# [TASK PROMPT]
Reply with the data below, repeated exactly in full.

─── EXCERPTED DATA ───

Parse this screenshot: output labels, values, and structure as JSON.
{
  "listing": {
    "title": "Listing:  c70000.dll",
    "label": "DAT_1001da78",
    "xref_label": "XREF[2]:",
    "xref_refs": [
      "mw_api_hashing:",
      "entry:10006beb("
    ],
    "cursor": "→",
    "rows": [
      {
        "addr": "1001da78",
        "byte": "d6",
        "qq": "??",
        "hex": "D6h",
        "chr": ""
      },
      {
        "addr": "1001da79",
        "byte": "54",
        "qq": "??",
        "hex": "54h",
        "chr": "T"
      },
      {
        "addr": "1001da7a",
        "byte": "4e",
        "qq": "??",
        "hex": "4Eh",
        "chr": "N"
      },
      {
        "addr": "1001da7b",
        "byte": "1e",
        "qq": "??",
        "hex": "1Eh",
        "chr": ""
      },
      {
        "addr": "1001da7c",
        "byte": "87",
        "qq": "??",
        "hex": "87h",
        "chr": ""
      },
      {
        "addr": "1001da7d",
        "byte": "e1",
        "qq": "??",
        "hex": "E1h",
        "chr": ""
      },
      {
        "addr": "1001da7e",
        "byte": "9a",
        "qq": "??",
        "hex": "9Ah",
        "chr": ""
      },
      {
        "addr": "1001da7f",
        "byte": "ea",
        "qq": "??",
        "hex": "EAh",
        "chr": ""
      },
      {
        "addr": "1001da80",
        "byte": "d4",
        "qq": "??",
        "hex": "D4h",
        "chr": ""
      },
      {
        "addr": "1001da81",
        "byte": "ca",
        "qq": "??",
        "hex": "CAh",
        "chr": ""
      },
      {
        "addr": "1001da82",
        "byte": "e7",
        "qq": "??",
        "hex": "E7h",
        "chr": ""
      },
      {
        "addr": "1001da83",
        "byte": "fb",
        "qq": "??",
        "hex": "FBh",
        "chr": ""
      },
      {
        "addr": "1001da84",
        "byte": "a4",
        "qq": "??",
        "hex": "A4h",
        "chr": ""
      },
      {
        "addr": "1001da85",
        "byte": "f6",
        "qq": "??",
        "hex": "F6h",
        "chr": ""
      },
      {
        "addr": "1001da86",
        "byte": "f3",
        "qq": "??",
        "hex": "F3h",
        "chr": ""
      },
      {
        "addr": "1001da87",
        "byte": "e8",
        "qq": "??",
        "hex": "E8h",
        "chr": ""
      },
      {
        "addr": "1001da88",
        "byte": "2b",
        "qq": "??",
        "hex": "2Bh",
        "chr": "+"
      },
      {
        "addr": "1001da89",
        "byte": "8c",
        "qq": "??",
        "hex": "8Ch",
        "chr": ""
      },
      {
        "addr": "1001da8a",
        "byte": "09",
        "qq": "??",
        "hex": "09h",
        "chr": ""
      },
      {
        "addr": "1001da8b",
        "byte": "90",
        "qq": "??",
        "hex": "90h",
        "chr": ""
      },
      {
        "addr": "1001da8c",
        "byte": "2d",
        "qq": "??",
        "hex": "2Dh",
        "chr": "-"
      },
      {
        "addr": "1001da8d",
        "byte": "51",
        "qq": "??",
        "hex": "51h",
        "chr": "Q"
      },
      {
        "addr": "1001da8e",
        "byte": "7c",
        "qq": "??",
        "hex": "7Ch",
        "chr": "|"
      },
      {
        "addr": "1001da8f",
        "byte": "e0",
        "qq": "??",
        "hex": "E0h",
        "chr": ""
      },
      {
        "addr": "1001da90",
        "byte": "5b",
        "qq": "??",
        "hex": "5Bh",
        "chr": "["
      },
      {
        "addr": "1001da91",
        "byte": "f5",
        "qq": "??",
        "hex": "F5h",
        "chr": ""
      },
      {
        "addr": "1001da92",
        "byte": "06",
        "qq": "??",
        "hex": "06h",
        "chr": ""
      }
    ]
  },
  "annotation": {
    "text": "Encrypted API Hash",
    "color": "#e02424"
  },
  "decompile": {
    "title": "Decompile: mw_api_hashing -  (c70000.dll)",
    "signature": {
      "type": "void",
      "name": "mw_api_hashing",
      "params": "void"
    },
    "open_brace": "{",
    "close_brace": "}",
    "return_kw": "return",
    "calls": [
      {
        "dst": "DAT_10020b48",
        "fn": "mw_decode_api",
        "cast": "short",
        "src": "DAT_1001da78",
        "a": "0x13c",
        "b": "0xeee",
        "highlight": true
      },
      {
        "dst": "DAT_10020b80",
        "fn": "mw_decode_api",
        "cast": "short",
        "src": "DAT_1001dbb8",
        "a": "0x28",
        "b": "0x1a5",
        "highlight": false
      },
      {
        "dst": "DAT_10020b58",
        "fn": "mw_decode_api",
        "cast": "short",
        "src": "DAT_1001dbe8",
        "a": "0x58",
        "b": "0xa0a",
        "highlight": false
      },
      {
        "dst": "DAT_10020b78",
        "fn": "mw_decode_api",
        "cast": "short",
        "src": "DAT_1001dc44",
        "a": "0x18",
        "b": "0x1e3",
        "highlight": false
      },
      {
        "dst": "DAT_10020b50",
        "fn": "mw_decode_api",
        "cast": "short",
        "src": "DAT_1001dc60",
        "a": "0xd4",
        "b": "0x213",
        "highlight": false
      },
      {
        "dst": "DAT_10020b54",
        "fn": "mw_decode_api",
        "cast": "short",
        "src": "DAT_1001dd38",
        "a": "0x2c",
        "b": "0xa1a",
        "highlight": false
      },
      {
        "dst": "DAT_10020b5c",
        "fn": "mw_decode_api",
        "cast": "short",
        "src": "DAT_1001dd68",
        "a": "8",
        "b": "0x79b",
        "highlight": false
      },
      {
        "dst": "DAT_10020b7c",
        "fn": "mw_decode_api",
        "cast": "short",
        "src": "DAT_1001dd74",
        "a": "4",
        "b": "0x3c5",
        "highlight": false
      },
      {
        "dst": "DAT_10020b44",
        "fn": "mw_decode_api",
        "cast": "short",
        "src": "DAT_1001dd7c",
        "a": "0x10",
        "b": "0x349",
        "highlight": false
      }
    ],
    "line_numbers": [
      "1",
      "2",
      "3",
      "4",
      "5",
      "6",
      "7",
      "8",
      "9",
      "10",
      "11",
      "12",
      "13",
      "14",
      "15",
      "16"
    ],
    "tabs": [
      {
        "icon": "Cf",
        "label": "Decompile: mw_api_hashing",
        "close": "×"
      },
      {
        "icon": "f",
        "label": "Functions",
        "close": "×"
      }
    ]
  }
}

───

# [RESPONSE BELOW]
Parse this screenshot: output labels, values, and structure as JSON.
{
  "listing": {
    "title": "Listing:  c70000.dll",
    "label": "DAT_1001da78",
    "xref_label": "XREF[2]:",
    "xref_refs": [
      "mw_api_hashing:",
      "entry:10006beb("
    ],
    "cursor": "→",
    "rows": [
      {
        "addr": "1001da78",
        "byte": "d6",
        "qq": "??",
        "hex": "D6h",
        "chr": ""
      },
      {
        "addr": "1001da79",
        "byte": "54",
        "qq": "??",
        "hex": "54h",
        "chr": "T"
      },
      {
        "addr": "1001da7a",
        "byte": "4e",
        "qq": "??",
        "hex": "4Eh",
        "chr": "N"
      },
      {
        "addr": "1001da7b",
        "byte": "1e",
        "qq": "??",
        "hex": "1Eh",
        "chr": ""
      },
      {
        "addr": "1001da7c",
        "byte": "87",
        "qq": "??",
        "hex": "87h",
        "chr": ""
      },
      {
        "addr": "1001da7d",
        "byte": "e1",
        "qq": "??",
        "hex": "E1h",
        "chr": ""
      },
      {
        "addr": "1001da7e",
        "byte": "9a",
        "qq": "??",
        "hex": "9Ah",
        "chr": ""
      },
      {
        "addr": "1001da7f",
        "byte": "ea",
        "qq": "??",
        "hex": "EAh",
        "chr": ""
      },
      {
        "addr": "1001da80",
        "byte": "d4",
        "qq": "??",
        "hex": "D4h",
        "chr": ""
      },
      {
        "addr": "1001da81",
        "byte": "ca",
        "qq": "??",
        "hex": "CAh",
        "chr": ""
      },
      {
        "addr": "1001da82",
        "byte": "e7",
        "qq": "??",
        "hex": "E7h",
        "chr": ""
      },
      {
        "addr": "1001da83",
        "byte": "fb",
        "qq": "??",
        "hex": "FBh",
        "chr": ""
      },
      {
        "addr": "1001da84",
        "byte": "a4",
        "qq": "??",
        "hex": "A4h",
        "chr": ""
      },
      {
        "addr": "1001da85",
        "byte": "f6",
        "qq": "??",
        "hex": "F6h",
        "chr": ""
      },
      {
        "addr": "1001da86",
        "byte": "f3",
        "qq": "??",
        "hex": "F3h",
        "chr": ""
      },
      {
        "addr": "1001da87",
        "byte": "e8",
        "qq": "??",
        "hex": "E8h",
        "chr": ""
      },
      {
        "addr": "1001da88",
        "byte": "2b",
        "qq": "??",
        "hex": "2Bh",
        "chr": "+"
      },
      {
        "addr": "1001da89",
        "byte": "8c",
        "qq": "??",
        "hex": "8Ch",
        "chr": ""
      },
      {
        "addr": "1001da8a",
        "byte": "09",
        "qq": "??",
        "hex": "09h",
        "chr": ""
      },
      {
        "addr": "1001da8b",
        "byte": "90",
        "qq": "??",
        "hex": "90h",
        "chr": ""
      },
      {
        "addr": "1001da8c",
        "byte": "2d",
        "qq": "??",
        "hex": "2Dh",
        "chr": "-"
      },
      {
        "addr": "1001da8d",
        "byte": "51",
        "qq": "??",
        "hex": "51h",
        "chr": "Q"
      },
      {
        "addr": "1001da8e",
        "byte": "7c",
        "qq": "??",
        "hex": "7Ch",
        "chr": "|"
      },
      {
        "addr": "1001da8f",
        "byte": "e0",
        "qq": "??",
        "hex": "E0h",
        "chr": ""
      },
      {
        "addr": "1001da90",
        "byte": "5b",
        "qq": "??",
        "hex": "5Bh",
        "chr": "["
      },
      {
        "addr": "1001da91",
        "byte": "f5",
        "qq": "??",
        "hex": "F5h",
        "chr": ""
      },
      {
        "addr": "1001da92",
        "byte": "06",
        "qq": "??",
        "hex": "06h",
        "chr": ""
      }
    ]
  },
  "annotation": {
    "text": "Encrypted API Hash",
    "color": "#e02424"
  },
  "decompile": {
    "title": "Decompile: mw_api_hashing -  (c70000.dll)",
    "signature": {
      "type": "void",
      "name": "mw_api_hashing",
      "params": "void"
    },
    "open_brace": "{",
    "close_brace": "}",
    "return_kw": "return",
    "calls": [
      {
        "dst": "DAT_10020b48",
        "fn": "mw_decode_api",
        "cast": "short",
        "src": "DAT_1001da78",
        "a": "0x13c",
        "b": "0xeee",
        "highlight": true
      },
      {
        "dst": "DAT_10020b80",
        "fn": "mw_decode_api",
        "cast": "short",
        "src": "DAT_1001dbb8",
        "a": "0x28",
        "b": "0x1a5",
        "highlight": false
      },
      {
        "dst": "DAT_10020b58",
        "fn": "mw_decode_api",
        "cast": "short",
        "src": "DAT_1001dbe8",
        "a": "0x58",
        "b": "0xa0a",
        "highlight": false
      },
      {
        "dst": "DAT_10020b78",
        "fn": "mw_decode_api",
        "cast": "short",
        "src": "DAT_1001dc44",
        "a": "0x18",
        "b": "0x1e3",
        "highlight": false
      },
      {
        "dst": "DAT_10020b50",
        "fn": "mw_decode_api",
        "cast": "short",
        "src": "DAT_1001dc60",
        "a": "0xd4",
        "b": "0x213",
        "highlight": false
      },
      {
        "dst": "DAT_10020b54",
        "fn": "mw_decode_api",
        "cast": "short",
        "src": "DAT_1001dd38",
        "a": "0x2c",
        "b": "0xa1a",
        "highlight": false
      },
      {
        "dst": "DAT_10020b5c",
        "fn": "mw_decode_api",
        "cast": "short",
        "src": "DAT_1001dd68",
        "a": "8",
        "b": "0x79b",
        "highlight": false
      },
      {
        "dst": "DAT_10020b7c",
        "fn": "mw_decode_api",
        "cast": "short",
        "src": "DAT_1001dd74",
        "a": "4",
        "b": "0x3c5",
        "highlight": false
      },
      {
        "dst": "DAT_10020b44",
        "fn": "mw_decode_api",
        "cast": "short",
        "src": "DAT_1001dd7c",
        "a": "0x10",
        "b": "0x349",
        "highlight": false
      }
    ],
    "line_numbers": [
      "1",
      "2",
      "3",
      "4",
      "5",
      "6",
      "7",
      "8",
      "9",
      "10",
      "11",
      "12",
      "13",
      "14",
      "15",
      "16"
    ],
    "tabs": [
      {
        "icon": "Cf",
        "label": "Decompile: mw_api_hashing",
        "close": "×"
      },
      {
        "icon": "f",
        "label": "Functions",
        "close": "×"
      }
    ]
  }
}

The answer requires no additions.